I always hated stereotypes. At least, that was my excuse for resenting anyone who assumed I was gay. A guy can be fabulous and into clothes and still be attracted to the opposite sex. And I have been attracted to girls as far back as I can remember--that's no bullshit. Girls love a guy they can go shopping with. "Metrosexual" was what they called me, and I was fine with that mantle. It meant they recognized my good taste, refined appearance, superior grooming, and upscale tastes. It was when people called me "gay" that I got frustrated. I'm not gay. Properly, I'm bi.
"Why don't you and Clancy go fishing," my dad said.
The five of us, Uncle Ted, Aunt Bessie, Clancy, dad and me were finishing our afternoon tea in the farmhouse kitchen after unloading the fourth load of hay for the day. The new corrugated iron shed was a quarter full of hay and that was all there was room for. The rest was taken up with the farm machinery. The few horses dad still kept were in the old split log barn, which had seen better days.
As the family wagon pulled into a small truck stop in the middle of nowhere, Jack's father turned to him and his mother.
"Who else is hungry? "
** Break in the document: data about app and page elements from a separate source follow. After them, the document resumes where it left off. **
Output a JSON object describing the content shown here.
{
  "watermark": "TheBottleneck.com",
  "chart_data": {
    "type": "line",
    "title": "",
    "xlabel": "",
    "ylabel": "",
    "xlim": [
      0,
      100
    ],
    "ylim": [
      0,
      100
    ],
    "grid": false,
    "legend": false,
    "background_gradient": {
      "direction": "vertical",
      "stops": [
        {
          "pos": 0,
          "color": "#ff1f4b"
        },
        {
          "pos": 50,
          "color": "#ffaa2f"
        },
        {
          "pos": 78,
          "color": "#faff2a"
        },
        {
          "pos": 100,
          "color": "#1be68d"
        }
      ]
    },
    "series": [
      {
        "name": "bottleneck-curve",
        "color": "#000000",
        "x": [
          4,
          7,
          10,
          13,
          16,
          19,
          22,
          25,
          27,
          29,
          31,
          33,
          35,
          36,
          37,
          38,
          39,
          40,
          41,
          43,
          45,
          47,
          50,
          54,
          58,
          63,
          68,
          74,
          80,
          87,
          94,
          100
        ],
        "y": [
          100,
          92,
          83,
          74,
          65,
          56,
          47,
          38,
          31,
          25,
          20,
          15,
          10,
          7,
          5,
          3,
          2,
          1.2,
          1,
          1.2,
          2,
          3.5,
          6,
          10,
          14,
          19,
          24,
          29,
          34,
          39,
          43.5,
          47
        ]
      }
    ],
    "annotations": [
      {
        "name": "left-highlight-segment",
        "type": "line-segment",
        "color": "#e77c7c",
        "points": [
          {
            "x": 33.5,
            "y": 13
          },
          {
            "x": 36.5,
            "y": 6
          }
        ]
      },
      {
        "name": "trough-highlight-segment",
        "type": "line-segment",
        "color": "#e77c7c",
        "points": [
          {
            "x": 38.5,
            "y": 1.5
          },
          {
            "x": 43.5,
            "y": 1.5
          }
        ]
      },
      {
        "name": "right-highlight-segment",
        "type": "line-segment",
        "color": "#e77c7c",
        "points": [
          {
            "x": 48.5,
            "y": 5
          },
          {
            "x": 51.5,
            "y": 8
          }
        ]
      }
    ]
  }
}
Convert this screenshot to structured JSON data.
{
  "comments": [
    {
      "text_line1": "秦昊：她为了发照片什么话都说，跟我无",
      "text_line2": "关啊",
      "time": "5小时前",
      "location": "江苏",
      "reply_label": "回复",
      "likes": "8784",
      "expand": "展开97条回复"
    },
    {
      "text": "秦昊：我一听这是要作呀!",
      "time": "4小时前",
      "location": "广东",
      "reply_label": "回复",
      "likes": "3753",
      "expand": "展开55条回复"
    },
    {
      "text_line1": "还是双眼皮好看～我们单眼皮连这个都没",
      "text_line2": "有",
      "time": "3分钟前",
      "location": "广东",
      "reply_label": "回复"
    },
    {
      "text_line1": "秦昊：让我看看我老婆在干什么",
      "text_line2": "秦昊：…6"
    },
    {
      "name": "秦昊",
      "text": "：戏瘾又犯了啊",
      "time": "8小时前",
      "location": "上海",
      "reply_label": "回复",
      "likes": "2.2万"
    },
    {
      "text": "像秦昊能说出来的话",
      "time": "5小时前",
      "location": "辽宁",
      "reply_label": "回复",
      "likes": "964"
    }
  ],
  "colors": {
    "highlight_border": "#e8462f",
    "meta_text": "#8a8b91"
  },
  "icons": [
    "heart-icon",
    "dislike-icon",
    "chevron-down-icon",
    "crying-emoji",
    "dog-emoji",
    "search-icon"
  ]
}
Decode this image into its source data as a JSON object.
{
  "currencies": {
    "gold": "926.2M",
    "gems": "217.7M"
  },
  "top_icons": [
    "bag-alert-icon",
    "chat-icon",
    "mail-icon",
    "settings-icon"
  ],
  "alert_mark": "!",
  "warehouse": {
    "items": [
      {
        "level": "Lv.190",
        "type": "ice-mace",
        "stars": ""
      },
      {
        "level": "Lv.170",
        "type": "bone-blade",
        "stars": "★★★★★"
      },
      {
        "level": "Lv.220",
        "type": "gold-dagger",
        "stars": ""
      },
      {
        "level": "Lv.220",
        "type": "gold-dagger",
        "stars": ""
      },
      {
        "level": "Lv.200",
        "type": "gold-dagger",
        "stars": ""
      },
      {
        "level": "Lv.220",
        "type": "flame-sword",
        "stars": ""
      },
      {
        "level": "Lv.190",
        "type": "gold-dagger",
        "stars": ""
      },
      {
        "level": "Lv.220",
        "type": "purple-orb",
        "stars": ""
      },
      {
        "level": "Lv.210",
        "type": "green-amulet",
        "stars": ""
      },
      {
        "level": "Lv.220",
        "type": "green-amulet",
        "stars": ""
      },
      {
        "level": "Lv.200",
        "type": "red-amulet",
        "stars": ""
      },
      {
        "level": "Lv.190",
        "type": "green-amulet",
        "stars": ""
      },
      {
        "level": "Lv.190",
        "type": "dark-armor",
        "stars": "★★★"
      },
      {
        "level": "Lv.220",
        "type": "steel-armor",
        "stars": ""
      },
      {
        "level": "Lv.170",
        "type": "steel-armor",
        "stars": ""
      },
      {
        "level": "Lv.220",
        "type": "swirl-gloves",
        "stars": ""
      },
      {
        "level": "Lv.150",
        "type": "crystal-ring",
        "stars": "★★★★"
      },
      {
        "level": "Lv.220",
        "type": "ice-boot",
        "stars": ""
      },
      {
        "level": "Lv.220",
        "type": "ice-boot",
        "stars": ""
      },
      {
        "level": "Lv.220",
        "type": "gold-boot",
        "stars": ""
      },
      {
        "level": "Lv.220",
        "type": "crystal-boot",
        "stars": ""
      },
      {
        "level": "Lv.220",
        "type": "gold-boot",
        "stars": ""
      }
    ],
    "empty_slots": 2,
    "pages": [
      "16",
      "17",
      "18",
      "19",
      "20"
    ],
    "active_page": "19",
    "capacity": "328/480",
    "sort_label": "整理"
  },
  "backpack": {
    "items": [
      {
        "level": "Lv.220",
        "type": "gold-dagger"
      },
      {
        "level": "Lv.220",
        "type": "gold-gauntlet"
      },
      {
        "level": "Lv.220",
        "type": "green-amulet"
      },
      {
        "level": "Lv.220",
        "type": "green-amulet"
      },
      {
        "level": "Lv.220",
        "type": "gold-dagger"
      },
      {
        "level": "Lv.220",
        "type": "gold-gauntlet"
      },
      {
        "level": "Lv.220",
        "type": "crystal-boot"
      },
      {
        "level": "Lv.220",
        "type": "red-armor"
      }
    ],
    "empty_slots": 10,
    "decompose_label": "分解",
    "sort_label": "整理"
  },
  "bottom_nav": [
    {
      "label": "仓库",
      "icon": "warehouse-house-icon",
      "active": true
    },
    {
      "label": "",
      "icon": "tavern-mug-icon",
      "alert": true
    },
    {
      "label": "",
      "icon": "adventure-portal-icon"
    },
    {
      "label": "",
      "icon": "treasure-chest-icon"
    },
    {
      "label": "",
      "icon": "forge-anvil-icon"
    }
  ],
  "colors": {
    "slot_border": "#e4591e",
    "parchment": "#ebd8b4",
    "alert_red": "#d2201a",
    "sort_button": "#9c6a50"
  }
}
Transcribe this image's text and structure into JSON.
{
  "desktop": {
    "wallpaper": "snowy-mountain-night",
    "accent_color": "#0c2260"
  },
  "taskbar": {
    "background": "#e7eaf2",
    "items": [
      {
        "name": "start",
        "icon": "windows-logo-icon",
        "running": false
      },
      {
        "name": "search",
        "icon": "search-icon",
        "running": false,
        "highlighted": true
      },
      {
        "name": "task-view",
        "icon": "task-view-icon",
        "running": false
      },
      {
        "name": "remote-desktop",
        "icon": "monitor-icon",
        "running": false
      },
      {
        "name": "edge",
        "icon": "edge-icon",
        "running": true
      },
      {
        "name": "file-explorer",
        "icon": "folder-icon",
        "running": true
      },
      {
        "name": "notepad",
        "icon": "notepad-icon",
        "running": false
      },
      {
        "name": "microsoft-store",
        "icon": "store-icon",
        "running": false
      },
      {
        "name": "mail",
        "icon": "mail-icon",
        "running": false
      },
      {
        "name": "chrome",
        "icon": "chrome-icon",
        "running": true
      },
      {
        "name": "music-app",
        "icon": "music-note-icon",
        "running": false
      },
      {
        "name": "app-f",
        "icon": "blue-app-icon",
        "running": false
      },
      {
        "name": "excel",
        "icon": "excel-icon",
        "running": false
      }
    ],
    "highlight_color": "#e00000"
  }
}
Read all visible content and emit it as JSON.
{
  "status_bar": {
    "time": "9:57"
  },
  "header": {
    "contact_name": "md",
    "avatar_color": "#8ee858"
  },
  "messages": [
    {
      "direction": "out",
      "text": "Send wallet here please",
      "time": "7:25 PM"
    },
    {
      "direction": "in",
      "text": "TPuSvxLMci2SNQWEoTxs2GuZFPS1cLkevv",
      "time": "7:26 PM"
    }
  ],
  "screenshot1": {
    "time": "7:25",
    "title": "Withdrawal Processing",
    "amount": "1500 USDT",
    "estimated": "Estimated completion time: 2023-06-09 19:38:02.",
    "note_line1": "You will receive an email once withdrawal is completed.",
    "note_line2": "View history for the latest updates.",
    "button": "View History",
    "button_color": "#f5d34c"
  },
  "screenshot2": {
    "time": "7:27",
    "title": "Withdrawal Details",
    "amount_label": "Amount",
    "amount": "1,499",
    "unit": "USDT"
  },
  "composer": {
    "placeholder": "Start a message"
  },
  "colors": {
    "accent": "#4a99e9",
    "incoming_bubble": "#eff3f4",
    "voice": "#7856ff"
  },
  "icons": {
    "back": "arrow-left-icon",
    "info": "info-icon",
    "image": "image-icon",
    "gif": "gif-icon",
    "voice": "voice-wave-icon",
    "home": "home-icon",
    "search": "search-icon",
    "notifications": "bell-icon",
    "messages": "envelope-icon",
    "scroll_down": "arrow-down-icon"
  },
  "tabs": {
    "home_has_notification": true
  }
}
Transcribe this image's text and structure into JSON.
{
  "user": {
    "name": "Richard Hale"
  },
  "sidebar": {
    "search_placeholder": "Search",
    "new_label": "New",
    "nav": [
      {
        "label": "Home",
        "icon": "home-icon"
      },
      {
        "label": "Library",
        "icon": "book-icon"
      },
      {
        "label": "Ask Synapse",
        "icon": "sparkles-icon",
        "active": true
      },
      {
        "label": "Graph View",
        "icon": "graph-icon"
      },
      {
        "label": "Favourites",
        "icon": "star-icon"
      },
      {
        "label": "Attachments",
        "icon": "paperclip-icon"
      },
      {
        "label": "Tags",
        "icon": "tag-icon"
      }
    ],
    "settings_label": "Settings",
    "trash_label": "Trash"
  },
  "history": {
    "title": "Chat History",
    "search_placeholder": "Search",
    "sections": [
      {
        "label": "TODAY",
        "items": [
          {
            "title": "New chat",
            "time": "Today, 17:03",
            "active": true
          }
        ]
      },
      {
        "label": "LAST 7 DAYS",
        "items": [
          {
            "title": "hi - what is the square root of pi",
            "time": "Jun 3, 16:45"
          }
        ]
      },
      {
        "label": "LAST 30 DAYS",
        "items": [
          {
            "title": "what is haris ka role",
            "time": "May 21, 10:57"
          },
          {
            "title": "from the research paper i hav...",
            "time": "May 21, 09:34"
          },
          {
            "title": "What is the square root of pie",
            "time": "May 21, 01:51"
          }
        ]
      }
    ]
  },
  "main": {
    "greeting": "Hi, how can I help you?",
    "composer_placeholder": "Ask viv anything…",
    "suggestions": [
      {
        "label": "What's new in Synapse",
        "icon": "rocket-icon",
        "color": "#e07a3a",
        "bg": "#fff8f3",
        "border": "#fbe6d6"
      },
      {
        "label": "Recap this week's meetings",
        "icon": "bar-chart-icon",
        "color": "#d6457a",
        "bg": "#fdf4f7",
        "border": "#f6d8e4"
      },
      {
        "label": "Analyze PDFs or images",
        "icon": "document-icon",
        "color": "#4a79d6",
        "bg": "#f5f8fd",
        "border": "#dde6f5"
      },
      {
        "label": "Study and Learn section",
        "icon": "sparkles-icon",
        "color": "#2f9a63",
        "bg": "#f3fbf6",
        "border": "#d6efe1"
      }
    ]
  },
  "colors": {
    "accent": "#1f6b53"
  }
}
They had been driving across state to visit family and were now heading back home again. The problem is that it's a long drive and Jacks iPod ran out of battery a long time ago.
One warm Saturday morning in June I decided on a shopping trip to Birmingham, a drive of around 60 miles. The journey, which I had made many times before, was pleasant and uneventful in the sunshine. On arrival I parked my car in the open-air public car park, threw my jacket into the boot and walked towards the road leading up to the shopping centre.
"I think we can dispense with these," he said, casting off his human visage. I followed suit, and we both took a few moments to stretch our wings, swish our tails and stamp our broad clawed feet, feeling the life pour back into our neglected bodies. We were the only two of our kind on Earth, and it was rare that we got an opportunity to relax into our native forms.
This actually happened to me tonight on my commute from work. Well, everything up to the characters getting off the bus, anyway. The rest is a fantasy. I wrote it all in a burst after getting home, so it might be a little rough, but maybe it has the immediacy of what was going through my mind. Your comments or private message are always welcome.
There was a light drizzle covering his windshield and clouding his view of the new dance club that had just opened in the industrial park. When he first saw the signs, he thought that maybe they were adding yet another peeler parlour to a small city that was already over run with strip bars and exotic dance clubs. The rumour was though, that this place was definitely not one of those, but a place that was much different and new to this town.